But as soon as I stepped out of my car in the graveled parking lot and looked around, I found several dozen others who’d targeted the same goal.

The winery had a tasting room both in and outdoors. Each was jam-packed. The chatter flowed as freely as the wine.

A young lady, packaged in the vineyard’s t-shirt and apron, flashed a marketable grin, handed me a menu and swept her arm across the crowded porch like Vanna White showcases contestant prizes. “Make yourself at home,” she said, gliding away.

I wandered, weaving through clusters of women dressed in flowy frocks and men sporting chunky watches. Chairs and tables seated twos and fours, and if occupied, people perched on any remaining flat surfaces.

I wanted someplace quiet, someplace with only one chair.

A Farmer Reading His Paper. Photographed by Ge...

A Farmer Reading His Paper. Photographed by George W. Ackerman, Coryell County, Texas, September 1931. (Photo credit: Wikipedia)

And I found it. Sort of.

Around the corner of the big wraparound porch, I spied a small nook with two white rocking chairs that matched nothing else, hidden away from the jostling trill of people in high social mode. Paradise.

I claimed the far rocker and noodled over the menu. I waited for Vanna. Three times couples poked their heads around the corner and pulled back saying, “Oops, taken.”

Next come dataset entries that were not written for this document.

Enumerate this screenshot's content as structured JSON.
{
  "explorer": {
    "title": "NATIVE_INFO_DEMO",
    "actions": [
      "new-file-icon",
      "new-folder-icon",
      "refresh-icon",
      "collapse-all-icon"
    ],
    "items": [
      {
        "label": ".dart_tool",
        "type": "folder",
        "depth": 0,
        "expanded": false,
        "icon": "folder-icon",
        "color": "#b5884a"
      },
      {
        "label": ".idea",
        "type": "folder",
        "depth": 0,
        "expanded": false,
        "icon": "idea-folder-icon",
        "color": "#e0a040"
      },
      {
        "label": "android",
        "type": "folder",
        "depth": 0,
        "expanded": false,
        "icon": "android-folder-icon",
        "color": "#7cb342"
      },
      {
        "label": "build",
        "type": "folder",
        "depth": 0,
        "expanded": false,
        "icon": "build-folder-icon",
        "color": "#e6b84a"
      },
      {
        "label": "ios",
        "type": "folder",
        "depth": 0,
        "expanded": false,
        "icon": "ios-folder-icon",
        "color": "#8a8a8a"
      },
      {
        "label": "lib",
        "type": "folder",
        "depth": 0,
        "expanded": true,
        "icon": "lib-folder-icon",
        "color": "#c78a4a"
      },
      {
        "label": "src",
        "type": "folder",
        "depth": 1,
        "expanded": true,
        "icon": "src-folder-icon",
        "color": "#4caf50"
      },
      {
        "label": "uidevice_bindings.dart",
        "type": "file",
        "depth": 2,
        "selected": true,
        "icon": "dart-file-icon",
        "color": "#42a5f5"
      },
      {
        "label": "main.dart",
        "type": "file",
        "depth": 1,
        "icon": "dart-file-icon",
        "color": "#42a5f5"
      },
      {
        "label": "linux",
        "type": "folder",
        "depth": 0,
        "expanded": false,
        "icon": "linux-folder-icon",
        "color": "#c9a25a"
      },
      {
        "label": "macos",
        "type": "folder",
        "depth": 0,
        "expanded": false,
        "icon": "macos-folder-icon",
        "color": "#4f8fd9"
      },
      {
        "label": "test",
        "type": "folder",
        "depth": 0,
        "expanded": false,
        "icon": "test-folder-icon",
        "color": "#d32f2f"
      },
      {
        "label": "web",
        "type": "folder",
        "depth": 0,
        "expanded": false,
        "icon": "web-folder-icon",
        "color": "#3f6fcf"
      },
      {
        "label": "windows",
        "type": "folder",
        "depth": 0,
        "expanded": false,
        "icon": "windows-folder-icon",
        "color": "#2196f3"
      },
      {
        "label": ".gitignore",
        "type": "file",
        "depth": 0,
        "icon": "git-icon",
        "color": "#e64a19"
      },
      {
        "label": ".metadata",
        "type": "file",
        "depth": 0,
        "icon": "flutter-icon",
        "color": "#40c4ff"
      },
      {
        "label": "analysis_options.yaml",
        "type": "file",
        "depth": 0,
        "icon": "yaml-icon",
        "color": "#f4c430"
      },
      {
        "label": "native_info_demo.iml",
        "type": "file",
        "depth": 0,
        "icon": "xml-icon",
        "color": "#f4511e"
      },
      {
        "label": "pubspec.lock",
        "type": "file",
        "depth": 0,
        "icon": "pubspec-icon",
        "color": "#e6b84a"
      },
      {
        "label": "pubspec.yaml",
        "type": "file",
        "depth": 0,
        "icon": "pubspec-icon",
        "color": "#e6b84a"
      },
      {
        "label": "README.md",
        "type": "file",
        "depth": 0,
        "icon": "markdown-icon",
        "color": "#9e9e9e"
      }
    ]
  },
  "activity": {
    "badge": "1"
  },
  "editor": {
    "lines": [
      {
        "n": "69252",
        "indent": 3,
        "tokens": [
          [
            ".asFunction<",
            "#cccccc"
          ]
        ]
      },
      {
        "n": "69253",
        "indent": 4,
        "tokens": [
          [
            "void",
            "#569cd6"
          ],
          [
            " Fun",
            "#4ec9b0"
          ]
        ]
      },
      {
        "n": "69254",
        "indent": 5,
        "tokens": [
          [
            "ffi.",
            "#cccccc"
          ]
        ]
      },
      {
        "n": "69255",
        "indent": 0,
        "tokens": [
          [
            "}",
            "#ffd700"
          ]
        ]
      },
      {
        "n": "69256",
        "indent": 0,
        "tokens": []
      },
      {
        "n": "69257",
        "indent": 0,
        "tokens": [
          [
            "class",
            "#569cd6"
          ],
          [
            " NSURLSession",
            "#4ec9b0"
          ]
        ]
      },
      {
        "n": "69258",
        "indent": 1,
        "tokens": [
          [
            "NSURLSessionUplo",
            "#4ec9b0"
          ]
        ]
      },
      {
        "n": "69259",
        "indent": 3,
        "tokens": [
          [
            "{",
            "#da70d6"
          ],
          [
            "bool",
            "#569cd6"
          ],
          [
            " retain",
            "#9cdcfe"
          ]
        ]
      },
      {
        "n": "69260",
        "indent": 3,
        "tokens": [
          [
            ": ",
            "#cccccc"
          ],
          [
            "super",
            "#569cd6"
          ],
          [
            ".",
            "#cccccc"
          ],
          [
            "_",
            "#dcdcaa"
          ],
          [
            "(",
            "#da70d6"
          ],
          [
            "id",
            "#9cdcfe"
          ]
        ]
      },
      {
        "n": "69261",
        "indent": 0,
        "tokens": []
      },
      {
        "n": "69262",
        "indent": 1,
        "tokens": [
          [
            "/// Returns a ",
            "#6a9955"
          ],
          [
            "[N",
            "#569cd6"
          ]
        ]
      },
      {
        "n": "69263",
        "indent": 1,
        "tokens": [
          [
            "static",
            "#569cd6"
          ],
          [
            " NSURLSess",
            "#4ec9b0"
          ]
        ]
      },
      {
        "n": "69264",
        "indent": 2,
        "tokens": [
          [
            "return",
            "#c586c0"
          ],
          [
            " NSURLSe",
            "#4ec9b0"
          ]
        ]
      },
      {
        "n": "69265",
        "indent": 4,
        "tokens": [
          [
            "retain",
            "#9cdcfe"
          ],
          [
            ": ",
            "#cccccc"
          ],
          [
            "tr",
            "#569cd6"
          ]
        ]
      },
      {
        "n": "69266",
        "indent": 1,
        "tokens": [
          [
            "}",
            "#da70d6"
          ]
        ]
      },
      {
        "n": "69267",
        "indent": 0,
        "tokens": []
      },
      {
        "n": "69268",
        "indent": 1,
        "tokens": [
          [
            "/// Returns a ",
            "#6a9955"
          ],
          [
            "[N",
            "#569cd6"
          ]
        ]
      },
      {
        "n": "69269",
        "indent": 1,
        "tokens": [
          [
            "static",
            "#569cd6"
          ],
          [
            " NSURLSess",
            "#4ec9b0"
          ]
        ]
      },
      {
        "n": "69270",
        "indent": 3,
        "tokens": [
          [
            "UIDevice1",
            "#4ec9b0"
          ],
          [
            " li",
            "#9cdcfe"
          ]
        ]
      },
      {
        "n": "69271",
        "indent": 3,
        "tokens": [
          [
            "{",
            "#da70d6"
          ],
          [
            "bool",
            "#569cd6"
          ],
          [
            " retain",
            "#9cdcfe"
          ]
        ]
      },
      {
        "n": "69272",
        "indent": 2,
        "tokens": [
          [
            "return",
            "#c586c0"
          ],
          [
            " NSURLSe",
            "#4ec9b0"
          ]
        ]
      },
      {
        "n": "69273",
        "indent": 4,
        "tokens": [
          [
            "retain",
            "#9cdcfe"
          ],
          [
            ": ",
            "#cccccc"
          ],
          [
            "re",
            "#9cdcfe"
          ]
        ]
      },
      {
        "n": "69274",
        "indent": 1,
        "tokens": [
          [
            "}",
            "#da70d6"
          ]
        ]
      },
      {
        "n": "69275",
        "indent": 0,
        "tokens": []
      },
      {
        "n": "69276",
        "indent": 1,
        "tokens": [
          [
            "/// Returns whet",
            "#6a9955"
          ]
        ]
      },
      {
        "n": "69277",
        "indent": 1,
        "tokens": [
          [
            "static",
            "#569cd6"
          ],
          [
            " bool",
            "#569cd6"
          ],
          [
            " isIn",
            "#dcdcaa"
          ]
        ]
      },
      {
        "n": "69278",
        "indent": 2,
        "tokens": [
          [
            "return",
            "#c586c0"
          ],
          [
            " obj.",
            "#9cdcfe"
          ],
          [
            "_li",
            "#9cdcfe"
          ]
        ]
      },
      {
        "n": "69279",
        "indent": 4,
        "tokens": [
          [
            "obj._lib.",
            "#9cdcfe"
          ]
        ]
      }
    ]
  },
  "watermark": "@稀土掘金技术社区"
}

After fifteen minutes, I left my purse on the chair and hunted her down. I rounded the corner and we nearly collided.

“Oh, there you are,” she said, as if she’d truly been on a search. “I had no idea you’d be sitting way back here.”

I nodded. “Can I do your reserve flight and get a cheese platter?”

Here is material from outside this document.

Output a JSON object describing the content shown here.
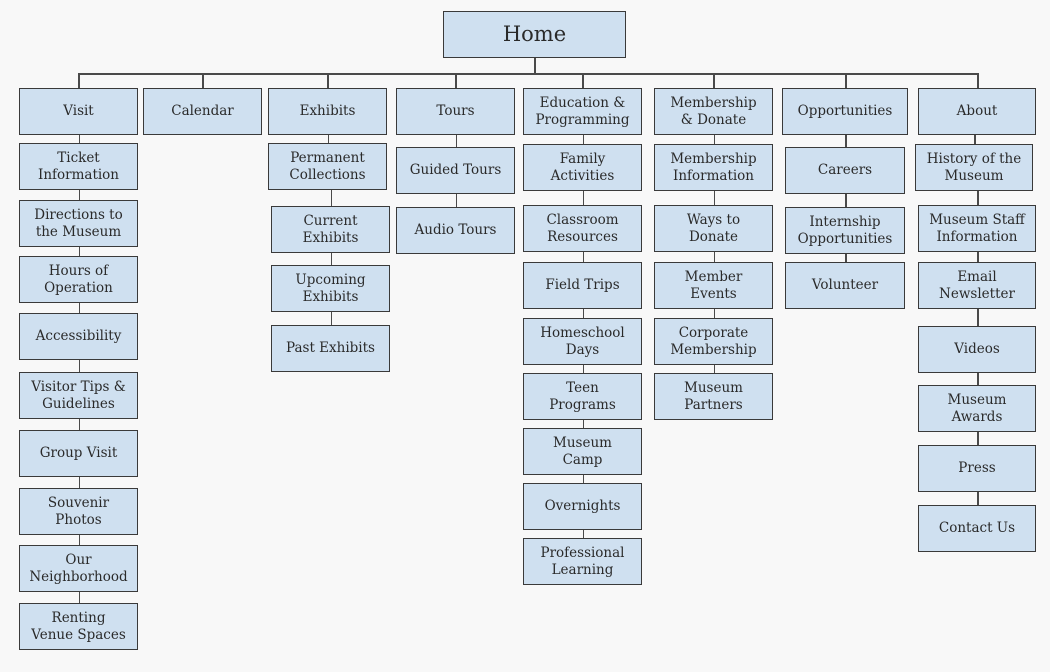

She gave me an uncomfortable glance. “Is that just for one?”

English: A glass of port wine. Français : Un v...

English: A glass of port wine. Français : Un verre de Porto. (Photo credit: Wikipedia)

When I nodded again, she cocked her head as if I’d answered in Croatian.

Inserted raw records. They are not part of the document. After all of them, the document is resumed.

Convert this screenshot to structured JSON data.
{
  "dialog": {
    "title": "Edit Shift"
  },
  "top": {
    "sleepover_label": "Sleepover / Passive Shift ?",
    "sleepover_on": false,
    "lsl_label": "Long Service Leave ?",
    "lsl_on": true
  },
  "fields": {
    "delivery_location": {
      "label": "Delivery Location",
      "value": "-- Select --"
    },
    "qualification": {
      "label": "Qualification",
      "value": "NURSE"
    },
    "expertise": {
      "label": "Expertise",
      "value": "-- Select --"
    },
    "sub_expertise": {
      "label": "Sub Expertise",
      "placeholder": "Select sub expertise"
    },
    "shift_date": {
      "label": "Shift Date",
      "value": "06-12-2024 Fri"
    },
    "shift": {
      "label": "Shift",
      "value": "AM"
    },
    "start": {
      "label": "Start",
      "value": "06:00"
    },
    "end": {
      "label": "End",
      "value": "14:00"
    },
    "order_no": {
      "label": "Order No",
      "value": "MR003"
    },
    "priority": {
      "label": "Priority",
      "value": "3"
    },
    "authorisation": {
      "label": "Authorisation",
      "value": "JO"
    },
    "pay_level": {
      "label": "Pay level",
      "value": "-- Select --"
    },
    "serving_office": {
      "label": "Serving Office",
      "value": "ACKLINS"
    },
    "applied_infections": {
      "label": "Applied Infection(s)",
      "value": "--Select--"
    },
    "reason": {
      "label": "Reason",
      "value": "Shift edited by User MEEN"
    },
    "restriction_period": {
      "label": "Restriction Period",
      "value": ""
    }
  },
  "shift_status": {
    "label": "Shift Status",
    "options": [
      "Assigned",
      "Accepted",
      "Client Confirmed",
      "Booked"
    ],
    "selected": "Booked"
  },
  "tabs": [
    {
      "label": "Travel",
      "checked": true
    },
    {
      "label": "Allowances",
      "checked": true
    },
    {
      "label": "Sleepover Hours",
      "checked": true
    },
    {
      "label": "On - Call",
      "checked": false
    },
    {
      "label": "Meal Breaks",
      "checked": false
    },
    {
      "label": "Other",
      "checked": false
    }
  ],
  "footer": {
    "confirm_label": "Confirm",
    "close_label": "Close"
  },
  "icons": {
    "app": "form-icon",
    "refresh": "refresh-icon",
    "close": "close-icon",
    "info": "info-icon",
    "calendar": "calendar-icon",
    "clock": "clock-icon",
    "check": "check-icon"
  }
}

She pointed to one of two outside bars. “Just order the wine from one of those fellows over there. And … good luck.”

Now my head mimicked her gesture. “I think I can find it.”

Once reaching the bar, I asked for the wine flight. Again, the response was, “Is that just for one?” I must have rolled my eyes because the bartender quickly put the glass up and moved into his spiel about prized grapes and stainless steel tanks.

I took the glass back to my rocking chair, sat down, took a sip, and before I could swallow, heard the strumming notes of my phone. Sir Sackier wanted to know why I wasn’t answering at home.

In the next sixty minutes, after burying my phone and returning to my wine, no less than twenty-five people peeked around my corner with comments ranging from, “Hidden away here, aren’t you?” to “You realize you’ve snagged the best spot today?” and “Waiting for someone?” I’m pretty sure I even heard one woman stage whisper, “What a shame.”

I answered yes to all of them. Some more forcefully than others.

When Vanna came for the third time with my last wine sample and another version of, “No winner yet?” I was about to ask for the manager to say how much I didn’t appreciate the staff pressuring me to buy their bottles.

But I did like the wine. I was just giving up on the solitude.

IfWeLiftOurSkirtsTheyLevelTheirEye-glassesAtOu...

IfWeLiftOurSkirtsTheyLevelTheirEye-glassesAtOurAnkles (Photo credit: Wikipedia)

I paid for my wine and tipped the barman on my way out, still flummoxed over Vanna’s last look of pity and the barman’s sympathetic gesture of goodbye.

It was a lovely place, and theoretically a great idea for claiming some quiet space. I got into my car and wound down the driveway, through the vines and hanging fruit. At the entrance, I glanced back once more and shook my head at the botched afternoon. That’s when I spotted the big placard I missed when coming in.

The sign read, The Single Mingle Sip & Supper.

Yep, solitude is an achievement, but for that to happen you have to find the key to success. For me, that’ll be right under my reading glasses.

~Shelley

Don’t forget to check out what’s cookin’ in the Scullery this week (here) and what we’re all talkin’ about down in the pub (here)!